ICON CEO and Co-founder, Jason Ballard, is a conservation biologist by trade, but became interested in the sustainable-building movement when he realized it’s where he could really make a difference.

“It turns out that all these human and ecological health issues come from buildings,” Ballard tells Apartment Therapy. “Buildings are the number one consumer of energy by sector, the number two user of water, the number one source of toxins that we will be exposed to in our lifetimes, and the number one producer of landfill waste. There has to be a better way.”

For the last decade, he’s been involved in the industry, but continues to see the struggles everyone faces with homebuilding. With the housing crisis, choosing between health, sustainability, and affordability is a “horrifying choice.” A small-town East Texas native, he’s also come face-to-face with the fact that the way we build is seriously flawed.

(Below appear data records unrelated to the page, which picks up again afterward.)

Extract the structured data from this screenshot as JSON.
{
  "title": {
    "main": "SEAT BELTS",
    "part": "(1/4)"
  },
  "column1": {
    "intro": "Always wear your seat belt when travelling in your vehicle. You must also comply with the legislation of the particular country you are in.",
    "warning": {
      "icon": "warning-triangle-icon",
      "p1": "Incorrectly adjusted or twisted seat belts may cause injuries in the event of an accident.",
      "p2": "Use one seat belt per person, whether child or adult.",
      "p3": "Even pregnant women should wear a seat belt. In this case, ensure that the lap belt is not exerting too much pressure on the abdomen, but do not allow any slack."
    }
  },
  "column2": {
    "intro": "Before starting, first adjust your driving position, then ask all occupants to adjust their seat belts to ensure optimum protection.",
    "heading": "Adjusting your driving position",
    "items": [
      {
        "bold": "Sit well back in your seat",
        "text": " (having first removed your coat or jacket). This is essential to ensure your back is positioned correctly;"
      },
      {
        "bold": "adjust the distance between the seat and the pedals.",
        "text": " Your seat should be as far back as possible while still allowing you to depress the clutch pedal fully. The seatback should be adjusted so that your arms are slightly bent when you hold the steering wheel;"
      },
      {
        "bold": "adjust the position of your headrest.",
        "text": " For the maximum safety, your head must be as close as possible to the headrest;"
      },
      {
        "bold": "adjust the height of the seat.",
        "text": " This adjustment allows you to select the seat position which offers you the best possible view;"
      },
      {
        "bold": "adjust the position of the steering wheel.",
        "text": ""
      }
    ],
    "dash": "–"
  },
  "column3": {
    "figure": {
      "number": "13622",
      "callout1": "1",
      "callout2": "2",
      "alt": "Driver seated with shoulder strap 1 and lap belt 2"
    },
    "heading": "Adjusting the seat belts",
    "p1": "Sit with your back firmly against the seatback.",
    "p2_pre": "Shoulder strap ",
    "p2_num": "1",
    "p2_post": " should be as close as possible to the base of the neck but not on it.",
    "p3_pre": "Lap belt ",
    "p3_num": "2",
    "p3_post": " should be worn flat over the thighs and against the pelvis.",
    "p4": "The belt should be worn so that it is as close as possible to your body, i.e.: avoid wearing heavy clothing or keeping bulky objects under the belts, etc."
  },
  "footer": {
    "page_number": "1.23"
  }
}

“My hometown has been destroyed by hurricanes twice in the last 11 years,” he recalls. “We’ve been building buildings the same way for 1,000 years. It’s been sticks and bricks ever since we figured out how to do it.” But, the future of building is about to change. 3D-printed homes produce nearly zero waste, can be any shape (even a Fibonacci spiral, Ballard jokes), are currently 30 percent cheaper than traditional building—but he is hoping to reach 50 percent later this year—and can be constructed in record time. The new printer from ICON, the Vulcan II, could have built the Austin home in under 24 hours—it’s able to print up to 2,000 square feet and uses concrete strong enough to land a military jet on.

(Image credit: Courtesy of ICON)

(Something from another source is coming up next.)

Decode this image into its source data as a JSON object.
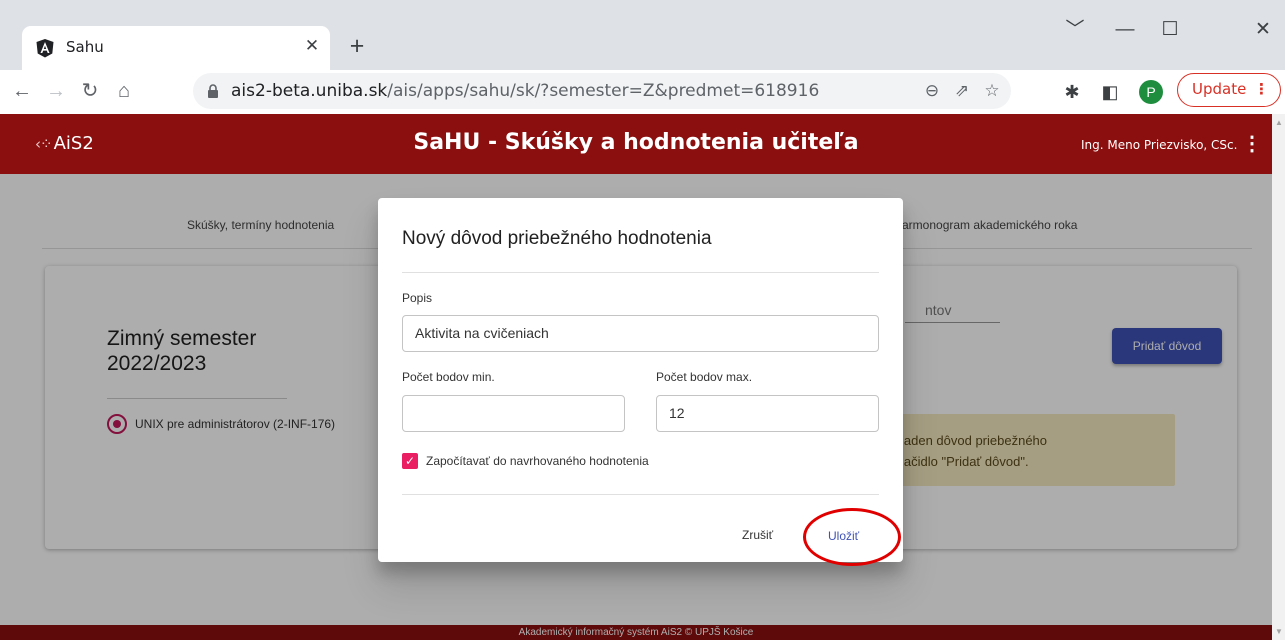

Upon walking through the front door, it’s surprisingly comfortable with full air conditioning, large windows, and bohemian decor. Staged by Sara Barney, founder of BANDD Design, each room features locally-sourced, small-batch items. And keeping affordability in mind, many pieces were even purchased at Target and Cost Plus World Market.

“I wanted [the house] to feel like someone actually lives [there],” she says. “Because so much of the space has black-and-white and concrete floors, I knew cozy furnishings were a must with both a masculine and feminine touch, so it would appeal to a broad audience.”

The home is split into three separate rooms, a living room/office, a smaller communal space, and a bedroom. Throughout, baskets and convertible seating make the space feel much larger than it is, while shag rugs, along with geometric-printed pillows and blankets from Barney’s own BANDD Design shop bring in color and warmth. A leather butterfly chair in the living room offers a comfortable spot to dive into a good book and prints from local artist, Roxi Miras, add an iconic Austin funk.

(Image credit: Courtesy of ICON)

Now that ICON has delivered its proof-of-concept, it’s time to make 3D-printed homes available to the public, and not just for those stateside. Ballard and his team have partnered with New Story, a nonprofit aiming to end global homelessness, and will be shipping Vulcan II printers off to South America where they will build 2,000 homes.

“There’s not a robotics crisis,” Ballard says. “There’s a housing crisis. It’s time to get the technology out there and get building.”